## The input
* * *
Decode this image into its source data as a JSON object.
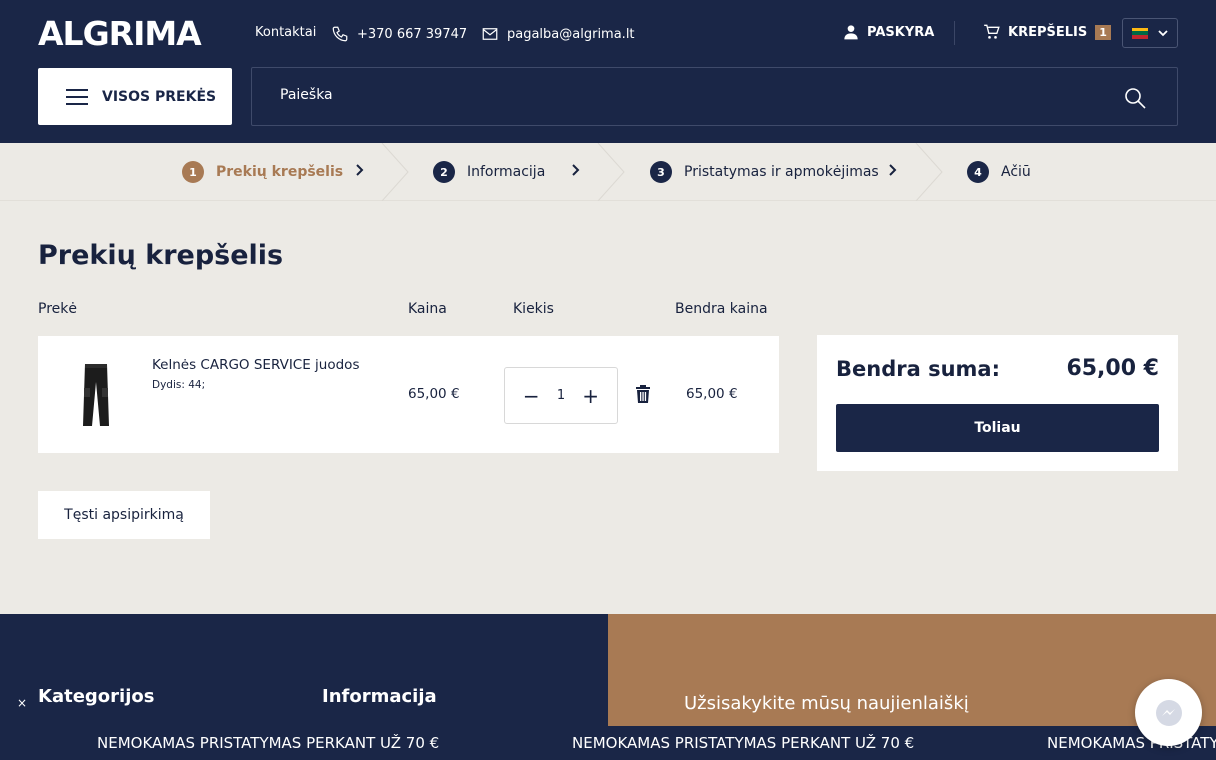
{
  "header": {
    "logo": "ALGRIMA",
    "contacts": "Kontaktai",
    "phone": "+370 667 39747",
    "email": "pagalba@algrima.lt",
    "account": "PASKYRA",
    "cart_label": "KREPŠELIS",
    "cart_count": "1",
    "all_products": "VISOS PREKĖS",
    "search_placeholder": "Paieška"
  },
  "steps": [
    {
      "num": "1",
      "label": "Prekių krepšelis"
    },
    {
      "num": "2",
      "label": "Informacija"
    },
    {
      "num": "3",
      "label": "Pristatymas ir apmokėjimas"
    },
    {
      "num": "4",
      "label": "Ačiū"
    }
  ],
  "cart": {
    "title": "Prekių krepšelis",
    "columns": {
      "product": "Prekė",
      "price": "Kaina",
      "quantity": "Kiekis",
      "total": "Bendra kaina"
    },
    "items": [
      {
        "name": "Kelnės CARGO SERVICE juodos",
        "size": "Dydis: 44;",
        "price": "65,00 €",
        "quantity": "1",
        "total": "65,00 €"
      }
    ],
    "continue_label": "Tęsti apsipirkimą"
  },
  "summary": {
    "label": "Bendra suma:",
    "value": "65,00 €",
    "next_label": "Toliau"
  },
  "footer": {
    "categories": "Kategorijos",
    "information": "Informacija",
    "newsletter": "Užsisakykite mūsų naujienlaiškį",
    "close": "×",
    "ticker": "NEMOKAMAS PRISTATYMAS PERKANT UŽ 70 €"
  },
  "colors": {
    "navy": "#1a2647",
    "accent": "#a87a54",
    "background": "#eceae5"
  }
}
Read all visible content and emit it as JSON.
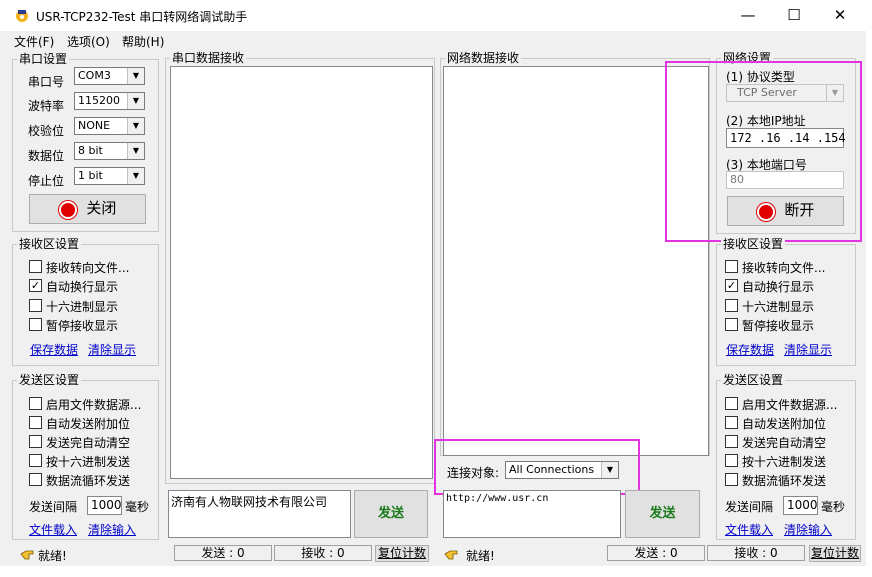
{
  "window": {
    "title": "USR-TCP232-Test 串口转网络调试助手",
    "minimize": "—",
    "maximize": "☐",
    "close": "✕"
  },
  "menu": [
    "文件(F)",
    "选项(O)",
    "帮助(H)"
  ],
  "serial": {
    "title": "串口设置",
    "port_label": "串口号",
    "port": "COM3",
    "baud_label": "波特率",
    "baud": "115200",
    "parity_label": "校验位",
    "parity": "NONE",
    "data_label": "数据位",
    "data": "8 bit",
    "stop_label": "停止位",
    "stop": "1 bit",
    "close_button": "关闭"
  },
  "left_recv": {
    "title": "接收区设置",
    "options": [
      {
        "label": "接收转向文件...",
        "checked": false
      },
      {
        "label": "自动换行显示",
        "checked": true
      },
      {
        "label": "十六进制显示",
        "checked": false
      },
      {
        "label": "暂停接收显示",
        "checked": false
      }
    ],
    "save_link": "保存数据",
    "clear_link": "清除显示"
  },
  "left_send": {
    "title": "发送区设置",
    "options": [
      {
        "label": "启用文件数据源...",
        "checked": false
      },
      {
        "label": "自动发送附加位",
        "checked": false
      },
      {
        "label": "发送完自动清空",
        "checked": false
      },
      {
        "label": "按十六进制发送",
        "checked": false
      },
      {
        "label": "数据流循环发送",
        "checked": false
      }
    ],
    "interval_label": "发送间隔",
    "interval_value": "1000",
    "interval_unit": "毫秒",
    "load_link": "文件载入",
    "clear_link": "清除输入"
  },
  "serial_recv": {
    "title": "串口数据接收"
  },
  "serial_send": {
    "text": "济南有人物联网技术有限公司",
    "send_button": "发送"
  },
  "net_recv": {
    "title": "网络数据接收"
  },
  "net_conn": {
    "label": "连接对象:",
    "value": "All Connections"
  },
  "net_send": {
    "text": "http://www.usr.cn",
    "send_button": "发送"
  },
  "net": {
    "title": "网络设置",
    "protocol_label": "(1) 协议类型",
    "protocol": "TCP Server",
    "ip_label": "(2) 本地IP地址",
    "ip": [
      "172",
      "16",
      "14",
      "154"
    ],
    "port_label": "(3) 本地端口号",
    "port": "80",
    "disconnect_button": "断开"
  },
  "right_recv": {
    "title": "接收区设置",
    "options": [
      {
        "label": "接收转向文件...",
        "checked": false
      },
      {
        "label": "自动换行显示",
        "checked": true
      },
      {
        "label": "十六进制显示",
        "checked": false
      },
      {
        "label": "暂停接收显示",
        "checked": false
      }
    ],
    "save_link": "保存数据",
    "clear_link": "清除显示"
  },
  "right_send": {
    "title": "发送区设置",
    "options": [
      {
        "label": "启用文件数据源...",
        "checked": false
      },
      {
        "label": "自动发送附加位",
        "checked": false
      },
      {
        "label": "发送完自动清空",
        "checked": false
      },
      {
        "label": "按十六进制发送",
        "checked": false
      },
      {
        "label": "数据流循环发送",
        "checked": false
      }
    ],
    "interval_label": "发送间隔",
    "interval_value": "1000",
    "interval_unit": "毫秒",
    "load_link": "文件载入",
    "clear_link": "清除输入"
  },
  "status_left": {
    "ready": "就绪!",
    "send": "发送 : 0",
    "recv": "接收 : 0",
    "reset": "复位计数"
  },
  "status_right": {
    "ready": "就绪!",
    "send": "发送 : 0",
    "recv": "接收 : 0",
    "reset": "复位计数"
  },
  "colors": {
    "highlight": "#e234e2",
    "led": "#e00000",
    "send_text": "#1a7a1a",
    "link": "#0000cc"
  }
}
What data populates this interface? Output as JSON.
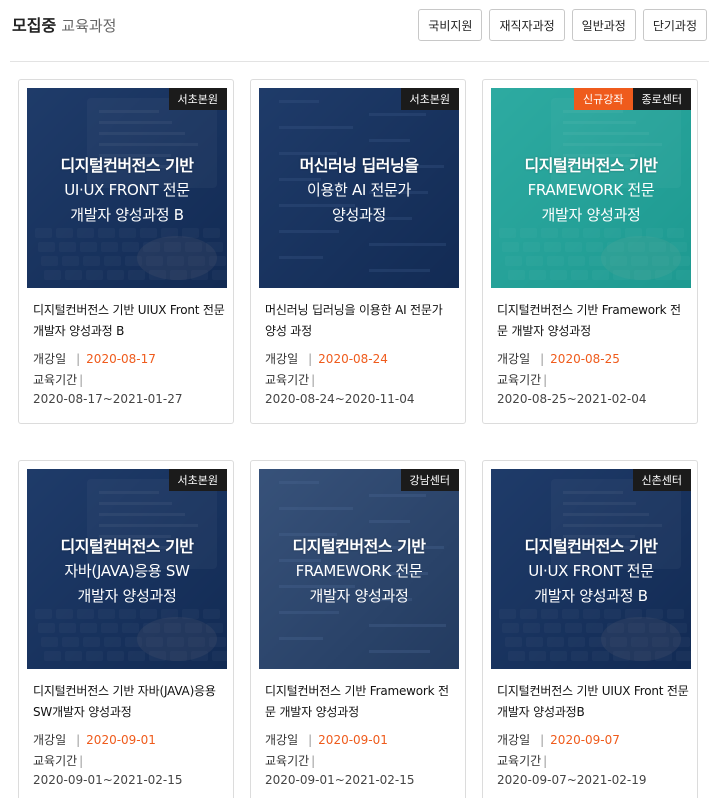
{
  "header": {
    "title_strong": "모집중",
    "title_light": "교육과정",
    "filters": [
      "국비지원",
      "재직자과정",
      "일반과정",
      "단기과정"
    ]
  },
  "labels": {
    "start": "개강일",
    "period": "교육기간",
    "sep": "|"
  },
  "colors": {
    "accent": "#ef5b1c",
    "badge_dark": "#1b1b1b"
  },
  "cards": [
    {
      "badges": [
        "서초본원"
      ],
      "overlay": [
        "디지털컨버전스 기반",
        "UI·UX FRONT 전문",
        "개발자 양성과정 B"
      ],
      "title": "디지털컨버전스 기반 UIUX Front 전문 개발자 양성과정 B",
      "start_date": "2020-08-17",
      "period": "2020-08-17~2021-01-27",
      "theme": "navy"
    },
    {
      "badges": [
        "서초본원"
      ],
      "overlay": [
        "머신러닝 딥러닝을",
        "이용한 AI 전문가",
        "양성과정"
      ],
      "title": "머신러닝 딥러닝을 이용한 AI 전문가 양성 과정",
      "start_date": "2020-08-24",
      "period": "2020-08-24~2020-11-04",
      "theme": "navy"
    },
    {
      "badges": [
        "신규강좌",
        "종로센터"
      ],
      "overlay": [
        "디지털컨버전스 기반",
        "FRAMEWORK 전문",
        "개발자 양성과정"
      ],
      "title": "디지털컨버전스 기반 Framework 전문 개발자 양성과정",
      "start_date": "2020-08-25",
      "period": "2020-08-25~2021-02-04",
      "theme": "teal"
    },
    {
      "badges": [
        "서초본원"
      ],
      "overlay": [
        "디지털컨버전스 기반",
        "자바(JAVA)응용 SW",
        "개발자 양성과정"
      ],
      "title": "디지털컨버전스 기반 자바(JAVA)응용SW개발자 양성과정",
      "start_date": "2020-09-01",
      "period": "2020-09-01~2021-02-15",
      "theme": "navy"
    },
    {
      "badges": [
        "강남센터"
      ],
      "overlay": [
        "디지털컨버전스 기반",
        "FRAMEWORK 전문",
        "개발자 양성과정"
      ],
      "title": "디지털컨버전스 기반 Framework 전문 개발자 양성과정",
      "start_date": "2020-09-01",
      "period": "2020-09-01~2021-02-15",
      "theme": "slate"
    },
    {
      "badges": [
        "신촌센터"
      ],
      "overlay": [
        "디지털컨버전스 기반",
        "UI·UX FRONT 전문",
        "개발자 양성과정 B"
      ],
      "title": "디지털컨버전스 기반 UIUX Front 전문 개발자 양성과정B",
      "start_date": "2020-09-07",
      "period": "2020-09-07~2021-02-19",
      "theme": "navy"
    }
  ]
}
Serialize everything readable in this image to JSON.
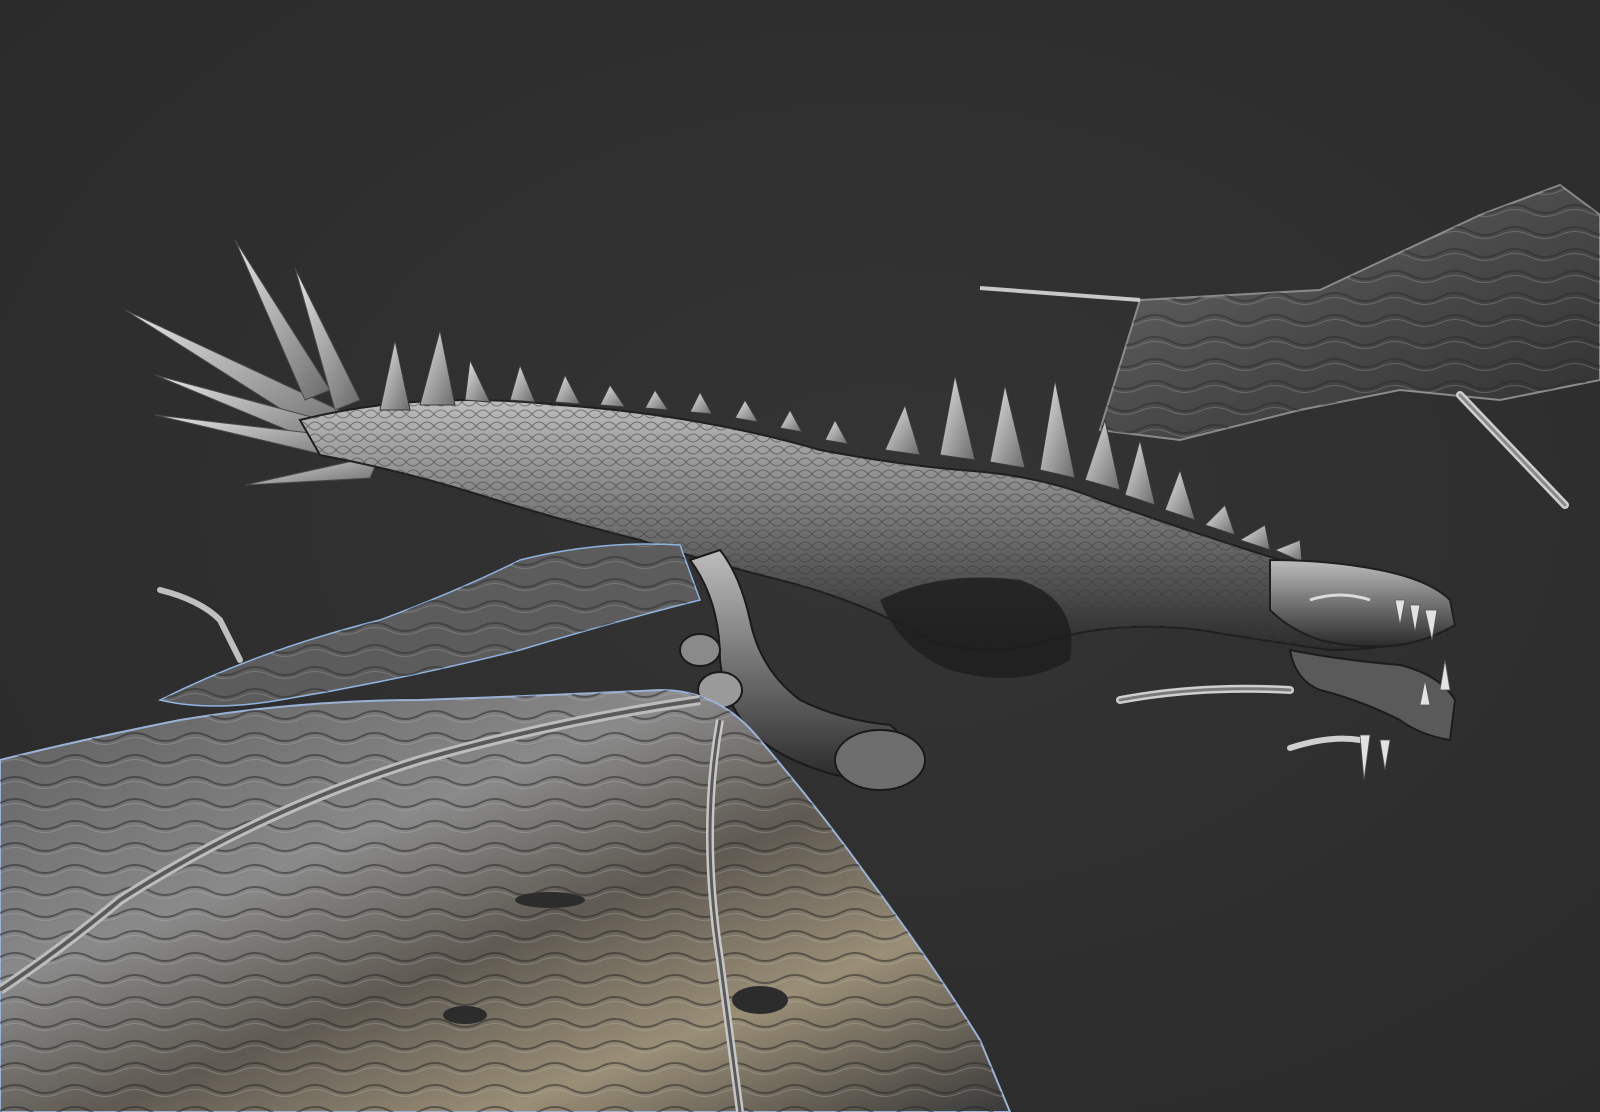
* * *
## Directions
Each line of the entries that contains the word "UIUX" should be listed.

## Solved problem
      "title": "디지털컨버전스 기반 UIUX Front 전문 개발자 양성과정 B",
      "title": "디지털컨버전스 기반 UIUX Front 전문 개발자 양성과정B",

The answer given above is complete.